|International Classification||G01P5/24, G01N29/34, G01F1/74, G01N29/024, G01F1/66, G01F1/712, G01F1/708, G01N29/032, G01F23/00, G01N29/22|
|Cooperative Classification||G01F1/74, G01N29/032, G01N2291/02836, G01N29/024, G01N2291/011, G01N29/222, G01N2291/02408, G01F1/662, G01F1/667, G01N2291/02425, G01F1/666, G01N2291/02416, G01F1/7082, G01N2291/106, G01P5/245, G01F1/712, G01N29/348, G01N2291/102|

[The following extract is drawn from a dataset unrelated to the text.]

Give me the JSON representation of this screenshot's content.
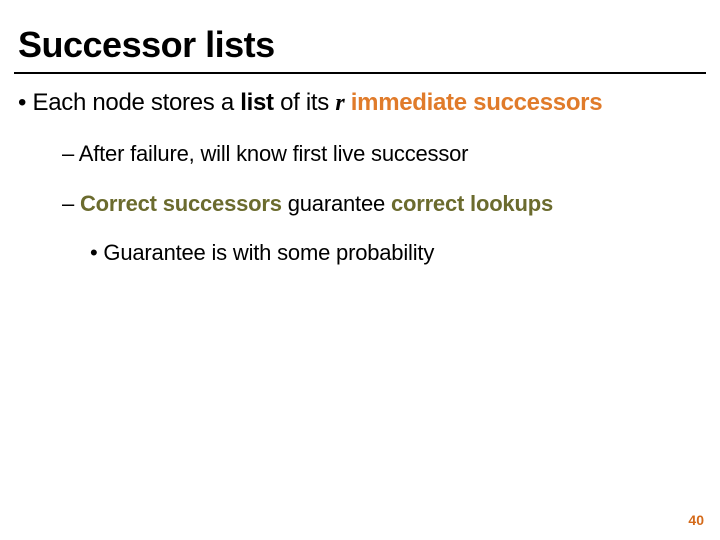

|European Classification||G01N29/34F, G01P5/24T, G01F1/708A, G01F1/66E, G01N29/024, G01N29/22F, G01F1/712, G01F1/66B, G01N29/032, G01F1/66F, G01F1/74|
|Jun 14, 2004||AS||Assignment|

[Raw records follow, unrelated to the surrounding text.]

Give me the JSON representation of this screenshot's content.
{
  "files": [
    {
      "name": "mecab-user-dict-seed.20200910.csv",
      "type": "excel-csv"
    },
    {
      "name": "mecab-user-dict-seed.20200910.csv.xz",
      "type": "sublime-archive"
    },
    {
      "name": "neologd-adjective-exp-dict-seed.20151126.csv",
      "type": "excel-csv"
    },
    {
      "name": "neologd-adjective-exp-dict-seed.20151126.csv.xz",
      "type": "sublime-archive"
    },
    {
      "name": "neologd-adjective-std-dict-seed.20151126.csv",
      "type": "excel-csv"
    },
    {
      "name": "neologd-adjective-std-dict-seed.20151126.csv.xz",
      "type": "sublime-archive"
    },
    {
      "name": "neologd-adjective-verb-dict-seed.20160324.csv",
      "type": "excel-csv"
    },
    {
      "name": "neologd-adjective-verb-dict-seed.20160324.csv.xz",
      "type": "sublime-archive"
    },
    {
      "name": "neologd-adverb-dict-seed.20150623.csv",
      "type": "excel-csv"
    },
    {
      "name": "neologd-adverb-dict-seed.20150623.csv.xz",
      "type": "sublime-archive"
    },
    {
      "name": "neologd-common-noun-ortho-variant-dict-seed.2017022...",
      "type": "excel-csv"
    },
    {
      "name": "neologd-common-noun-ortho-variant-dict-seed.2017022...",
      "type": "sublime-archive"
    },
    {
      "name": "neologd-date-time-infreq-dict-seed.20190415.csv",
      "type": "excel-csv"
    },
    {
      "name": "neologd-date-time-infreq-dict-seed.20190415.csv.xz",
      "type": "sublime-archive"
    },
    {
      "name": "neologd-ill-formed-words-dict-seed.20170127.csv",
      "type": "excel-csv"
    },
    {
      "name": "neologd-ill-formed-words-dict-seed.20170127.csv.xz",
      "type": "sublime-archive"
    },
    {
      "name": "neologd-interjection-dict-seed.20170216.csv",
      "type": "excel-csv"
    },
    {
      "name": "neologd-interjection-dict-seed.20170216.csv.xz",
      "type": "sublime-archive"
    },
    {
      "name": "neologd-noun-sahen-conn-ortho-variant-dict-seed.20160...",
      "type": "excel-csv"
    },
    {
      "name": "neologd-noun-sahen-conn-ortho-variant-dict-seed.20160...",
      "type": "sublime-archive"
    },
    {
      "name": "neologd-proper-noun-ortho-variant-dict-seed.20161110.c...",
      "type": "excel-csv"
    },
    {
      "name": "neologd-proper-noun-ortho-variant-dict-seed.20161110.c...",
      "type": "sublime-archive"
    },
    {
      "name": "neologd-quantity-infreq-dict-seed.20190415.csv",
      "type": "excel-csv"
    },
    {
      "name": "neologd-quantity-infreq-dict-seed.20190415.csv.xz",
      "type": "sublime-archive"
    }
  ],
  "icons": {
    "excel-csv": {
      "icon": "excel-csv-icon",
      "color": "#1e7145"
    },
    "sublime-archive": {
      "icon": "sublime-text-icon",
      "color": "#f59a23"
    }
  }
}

Owner name: CIDRA CORPORATION, CONNECTICUT
Free format text: ASSIGNMENT OF ASSIGNORS INTEREST;ASSIGNORS:KERSEY, ALAN D.;GYSLING, DANIEL L.;REEL/FRAME:015498/0487
Effective date: 20040607
|Sep 19, 2008||AS||Assignment|
Owner name: EXPRO METERS, INC.,CONNECTICUT
Free format text: MERGER;ASSIGNOR:CIDRA CORPORATION;REEL/FRAME:021561/0100
Effective date: 20080623
|Dec 19, 2011||FPAY||Fee payment|
Year of fee payment: 4
|Jan 25, 2012||AS||Assignment|
Owner name: HSBC CORPORATE TRUSTEE COMAPNY (UK) LIMITED, UNITE
Free format text: SECURITY AGREEMENT;ASSIGNOR:EXPRO METERS, INC.;REEL/FRAME:027630/0109
Effective date: 20111209
Owner name: HSBC CORPORATE TRUSTEE COMPANY (UK) LIMITED, UNITE
Free format text: SECURITY AGREEMENT;ASSIGNOR:EXPRO METERS, INC.;REEL/FRAME:027630/0109
Effective date: 20111209
|Sep 4, 2014||AS||Assignment|
Owner name: HSBC CORPORATE TRUSTEE COMPANY (UK) LIMITED, AS CO
Free format text: INTELLECTUAL PROPERTY SECURITY AGREEMENT;ASSIGNOR:EXPRO METERS, INC.;REEL/FRAME:033687/0078
Effective date: 20140902
|Oct 8, 2015||AS||Assignment|
Owner name: WEBSTER BANK, NATIONAL ASSOCIATION, CONNECTICUT
Free format text: PATENT COLLATERAL ASSIGNMENT AND SECURITY AGREEMENT;ASSIGNOR:CIDRA CORPORATE SERVICES, INC.;REEL/FRAME:036818/0469
Effective date: 20150902